More Than A Prophet
Who satisfies your mouth with good things… Psalm 103:5a Psalm 37: 3 declares: “Trust in the Lord, and do good; so shalt thou dwell in the land, and verily thou shalt be fed.” There, the
In the first half of Psalm 103:4, God redeems us. Then, with only the separation of the pause of a comma, in the second half of the same verse, He crowns us. In other words,
When I was a child, I spoke as a child, I understood as a child, I thought as a child; but when I became a man, I put away childish things. (1 Corinthians 13:11) What
Jesus once asked his disciples, “Whom do men say that I the Son of man am” (Matt 16:13)? Who was Jesus anyway? Most people of His day viewed Him as some sort of prophet (John the Baptist, Elijah, or Jeremiah, for example).
Islam, a state religion in some twenty-five countries and professed religion to over 1 billion individuals, continues to consider Jesus to be a great prophet. In fact, according to the Koran, Muhammad, founder of Islam (A.D. 570-632), was convinced that Jesus was Allah’s prophet who prepared the way for his arrival. Muhammad viewed himself to be a prophet to the Arabs in much the same way that Jesus was a prophet. In fact, Muhammad taught that when Jesus was born, it was foretold that Jesus would be someone who would be noble, live a righteous life, and be favored by Allah. In the Koran, Jesus has the highest ranking among the prophets. He has special abilities to further proclaim Allah’s message. In fact, His abilities prepare for the grand finale of the prophet Muhammad himself. Despite His prominence in the Koran, Jesus’ position there is less than what Peter said about Jesus. Peter said, “Thou art the Christ, the Son of the living God” (Matt. 16:16). Peter’s confession occurred just prior to Jesus’ teaching to His disciples on humility, love, and forgiveness (Matt. 18). Since Jesus, in His first advent, appeared not as the majestic Ruler but as a suffering Messiah who would take away the sins of the world, the disciples had to learn how to love and forgive one another. Jesus thus began to prepare His disciples for His departure – His death and resurrection.

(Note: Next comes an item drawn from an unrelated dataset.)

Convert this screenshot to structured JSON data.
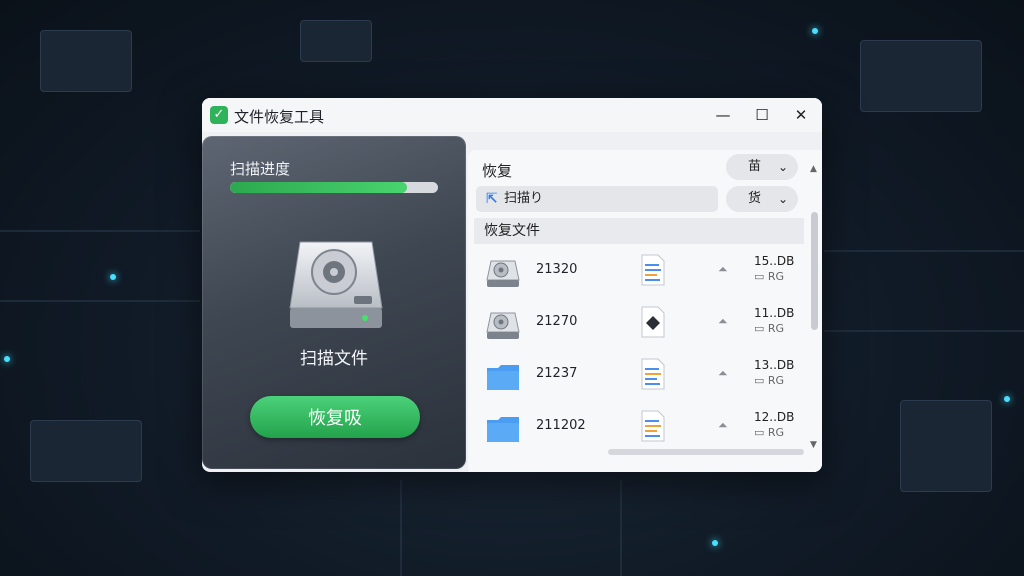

Islam, like many religions throughout the world today, has an elevated view of Jesus. Jesus, however, is not the Messiah who suffered death and resurrection for the sins of the world. In fact, the Koran denies the crucifixion of the Messiah. In Islam, salvation does not come through Jesus Christ; it comes through the Koran.
Missionaries who minister to Muslims have a difficult task because Jesus is highly venerated as a great prophet. He is, however, more than a great prophet, a moral teacher, or a good example. Jesus is “the Christ, the Son of the living God” (Matt. 16:16). He came and took away the sin of the world, and He provides salvation to those who trust in Him alone.